• _WHAT YOU NEED TO DO_: Would you please copy each line of the data in which the string "tags" occurs?

(Dataset rows describing interfaces)
▬▬▬▬▬▬▬▬▬▬

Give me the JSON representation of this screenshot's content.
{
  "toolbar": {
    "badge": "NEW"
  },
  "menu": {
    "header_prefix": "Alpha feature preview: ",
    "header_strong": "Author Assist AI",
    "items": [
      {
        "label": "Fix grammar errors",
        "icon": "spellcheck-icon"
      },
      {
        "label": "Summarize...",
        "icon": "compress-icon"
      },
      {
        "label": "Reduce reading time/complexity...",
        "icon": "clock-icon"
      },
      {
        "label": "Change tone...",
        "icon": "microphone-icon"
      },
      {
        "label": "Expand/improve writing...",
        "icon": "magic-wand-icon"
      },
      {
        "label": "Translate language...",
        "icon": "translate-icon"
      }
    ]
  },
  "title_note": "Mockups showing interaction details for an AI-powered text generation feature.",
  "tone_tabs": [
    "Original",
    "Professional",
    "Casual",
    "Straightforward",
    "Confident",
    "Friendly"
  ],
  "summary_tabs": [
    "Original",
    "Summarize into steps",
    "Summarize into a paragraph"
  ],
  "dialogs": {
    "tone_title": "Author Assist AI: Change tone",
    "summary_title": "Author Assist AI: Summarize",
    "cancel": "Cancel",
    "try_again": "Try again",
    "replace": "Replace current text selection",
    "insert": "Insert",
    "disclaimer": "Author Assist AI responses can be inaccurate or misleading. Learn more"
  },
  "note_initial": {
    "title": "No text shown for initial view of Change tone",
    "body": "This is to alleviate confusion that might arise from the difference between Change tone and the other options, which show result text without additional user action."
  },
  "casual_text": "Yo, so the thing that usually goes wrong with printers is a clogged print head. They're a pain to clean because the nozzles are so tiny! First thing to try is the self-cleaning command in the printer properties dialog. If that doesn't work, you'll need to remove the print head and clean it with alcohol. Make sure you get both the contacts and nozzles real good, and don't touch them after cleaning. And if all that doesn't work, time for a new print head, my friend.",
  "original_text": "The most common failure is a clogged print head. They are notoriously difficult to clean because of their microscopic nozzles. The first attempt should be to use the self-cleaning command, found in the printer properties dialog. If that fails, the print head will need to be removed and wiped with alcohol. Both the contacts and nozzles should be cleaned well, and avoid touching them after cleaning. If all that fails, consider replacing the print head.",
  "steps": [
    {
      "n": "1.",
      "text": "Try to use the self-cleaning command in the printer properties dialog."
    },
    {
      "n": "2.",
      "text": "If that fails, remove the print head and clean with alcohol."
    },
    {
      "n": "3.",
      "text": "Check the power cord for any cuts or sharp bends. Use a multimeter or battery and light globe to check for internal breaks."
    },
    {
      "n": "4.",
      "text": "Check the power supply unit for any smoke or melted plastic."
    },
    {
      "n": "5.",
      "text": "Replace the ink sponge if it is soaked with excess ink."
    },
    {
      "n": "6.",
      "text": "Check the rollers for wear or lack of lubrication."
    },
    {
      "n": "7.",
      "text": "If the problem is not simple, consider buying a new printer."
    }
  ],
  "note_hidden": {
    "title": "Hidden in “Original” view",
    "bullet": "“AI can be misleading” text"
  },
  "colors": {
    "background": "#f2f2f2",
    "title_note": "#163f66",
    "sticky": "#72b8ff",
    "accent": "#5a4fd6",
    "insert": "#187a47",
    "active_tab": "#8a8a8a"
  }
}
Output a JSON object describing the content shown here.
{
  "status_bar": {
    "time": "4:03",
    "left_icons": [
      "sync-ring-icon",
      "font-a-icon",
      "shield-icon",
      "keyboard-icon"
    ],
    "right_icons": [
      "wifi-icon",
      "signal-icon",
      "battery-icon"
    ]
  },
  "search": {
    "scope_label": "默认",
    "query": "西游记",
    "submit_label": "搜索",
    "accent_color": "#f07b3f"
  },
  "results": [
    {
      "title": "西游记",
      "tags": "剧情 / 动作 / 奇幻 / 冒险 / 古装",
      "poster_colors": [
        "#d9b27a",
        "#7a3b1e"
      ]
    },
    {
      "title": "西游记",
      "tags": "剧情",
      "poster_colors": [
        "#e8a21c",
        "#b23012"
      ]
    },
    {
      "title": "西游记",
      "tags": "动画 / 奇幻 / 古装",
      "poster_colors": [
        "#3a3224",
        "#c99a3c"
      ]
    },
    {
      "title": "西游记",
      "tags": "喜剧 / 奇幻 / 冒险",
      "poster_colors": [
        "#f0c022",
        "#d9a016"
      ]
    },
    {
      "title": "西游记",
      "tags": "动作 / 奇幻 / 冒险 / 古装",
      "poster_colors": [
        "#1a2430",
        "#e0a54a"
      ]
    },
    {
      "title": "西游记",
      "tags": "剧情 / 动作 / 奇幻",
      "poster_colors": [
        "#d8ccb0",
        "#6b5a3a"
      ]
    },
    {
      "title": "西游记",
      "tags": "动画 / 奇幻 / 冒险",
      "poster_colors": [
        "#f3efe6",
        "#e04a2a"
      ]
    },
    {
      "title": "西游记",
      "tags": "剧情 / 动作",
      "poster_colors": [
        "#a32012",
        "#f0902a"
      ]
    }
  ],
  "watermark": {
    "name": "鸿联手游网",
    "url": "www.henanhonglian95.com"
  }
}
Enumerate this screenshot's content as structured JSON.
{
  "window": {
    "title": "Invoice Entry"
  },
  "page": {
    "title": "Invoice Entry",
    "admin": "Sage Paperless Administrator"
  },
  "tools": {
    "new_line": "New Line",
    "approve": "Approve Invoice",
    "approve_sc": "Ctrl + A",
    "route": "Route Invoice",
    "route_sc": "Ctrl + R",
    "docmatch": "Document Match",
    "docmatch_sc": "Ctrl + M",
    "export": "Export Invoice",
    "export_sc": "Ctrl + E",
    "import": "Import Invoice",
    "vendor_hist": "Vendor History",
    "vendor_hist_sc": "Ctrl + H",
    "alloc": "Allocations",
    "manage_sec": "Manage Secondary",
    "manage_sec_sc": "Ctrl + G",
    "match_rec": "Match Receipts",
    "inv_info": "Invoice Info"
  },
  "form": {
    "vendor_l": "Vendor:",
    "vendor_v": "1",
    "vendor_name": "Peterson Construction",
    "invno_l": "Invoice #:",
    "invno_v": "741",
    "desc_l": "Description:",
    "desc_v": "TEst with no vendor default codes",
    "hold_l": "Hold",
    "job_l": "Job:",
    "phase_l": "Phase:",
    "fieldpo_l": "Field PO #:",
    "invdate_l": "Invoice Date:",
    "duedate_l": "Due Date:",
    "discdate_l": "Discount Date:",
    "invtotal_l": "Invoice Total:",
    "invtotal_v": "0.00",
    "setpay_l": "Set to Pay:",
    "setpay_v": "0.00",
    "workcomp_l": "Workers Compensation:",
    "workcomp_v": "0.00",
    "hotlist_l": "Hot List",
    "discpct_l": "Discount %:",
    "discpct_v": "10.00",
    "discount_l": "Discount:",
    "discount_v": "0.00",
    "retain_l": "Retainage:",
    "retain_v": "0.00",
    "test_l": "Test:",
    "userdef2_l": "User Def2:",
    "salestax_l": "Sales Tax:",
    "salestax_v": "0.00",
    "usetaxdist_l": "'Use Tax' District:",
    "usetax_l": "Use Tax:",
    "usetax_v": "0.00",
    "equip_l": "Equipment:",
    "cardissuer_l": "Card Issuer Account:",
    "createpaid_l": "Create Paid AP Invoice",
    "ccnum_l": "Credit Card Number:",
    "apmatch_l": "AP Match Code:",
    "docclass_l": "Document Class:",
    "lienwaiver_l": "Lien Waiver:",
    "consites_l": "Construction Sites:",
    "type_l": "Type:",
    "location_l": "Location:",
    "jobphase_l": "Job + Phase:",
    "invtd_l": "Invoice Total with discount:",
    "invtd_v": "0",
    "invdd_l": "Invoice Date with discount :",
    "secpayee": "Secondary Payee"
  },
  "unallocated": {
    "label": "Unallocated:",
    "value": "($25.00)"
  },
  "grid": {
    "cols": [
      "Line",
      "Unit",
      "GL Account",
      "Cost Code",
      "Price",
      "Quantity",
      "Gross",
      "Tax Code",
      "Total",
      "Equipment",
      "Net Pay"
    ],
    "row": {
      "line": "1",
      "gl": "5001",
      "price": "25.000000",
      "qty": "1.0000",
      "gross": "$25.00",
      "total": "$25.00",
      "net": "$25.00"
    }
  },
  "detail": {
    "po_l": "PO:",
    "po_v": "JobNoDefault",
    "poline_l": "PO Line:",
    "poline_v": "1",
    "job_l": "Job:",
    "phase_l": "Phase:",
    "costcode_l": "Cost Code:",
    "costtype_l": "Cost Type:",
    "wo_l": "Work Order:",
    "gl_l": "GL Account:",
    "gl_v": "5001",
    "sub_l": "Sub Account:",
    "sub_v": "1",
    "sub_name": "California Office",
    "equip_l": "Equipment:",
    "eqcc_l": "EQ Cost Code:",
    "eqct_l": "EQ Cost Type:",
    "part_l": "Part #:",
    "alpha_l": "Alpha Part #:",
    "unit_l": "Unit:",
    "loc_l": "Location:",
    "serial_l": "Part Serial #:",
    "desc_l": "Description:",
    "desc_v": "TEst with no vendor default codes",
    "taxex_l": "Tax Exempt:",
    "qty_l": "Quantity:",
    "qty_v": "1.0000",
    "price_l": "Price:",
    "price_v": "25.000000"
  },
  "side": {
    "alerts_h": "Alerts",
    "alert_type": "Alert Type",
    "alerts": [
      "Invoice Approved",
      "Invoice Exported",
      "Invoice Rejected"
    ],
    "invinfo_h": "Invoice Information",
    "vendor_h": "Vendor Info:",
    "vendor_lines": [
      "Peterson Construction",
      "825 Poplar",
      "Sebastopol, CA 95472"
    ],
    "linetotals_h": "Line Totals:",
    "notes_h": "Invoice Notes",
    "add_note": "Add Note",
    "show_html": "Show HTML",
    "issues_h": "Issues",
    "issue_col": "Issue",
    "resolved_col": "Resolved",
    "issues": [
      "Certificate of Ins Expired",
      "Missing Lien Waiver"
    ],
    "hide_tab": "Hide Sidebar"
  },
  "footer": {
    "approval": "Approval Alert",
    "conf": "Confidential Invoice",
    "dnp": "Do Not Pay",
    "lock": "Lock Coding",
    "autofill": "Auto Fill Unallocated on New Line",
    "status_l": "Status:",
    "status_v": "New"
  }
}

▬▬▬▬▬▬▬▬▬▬

• _SOLVED PROBLEM_:
      "tags": "剧情 / 动作 / 奇幻 / 冒险 / 古装",
      "tags": "剧情",
      "tags": "动画 / 奇幻 / 古装",
      "tags": "喜剧 / 奇幻 / 冒险",
      "tags": "动作 / 奇幻 / 冒险 / 古装",
      "tags": "剧情 / 动作 / 奇幻",
      "tags": "动画 / 奇幻 / 冒险",
      "tags": "剧情 / 动作",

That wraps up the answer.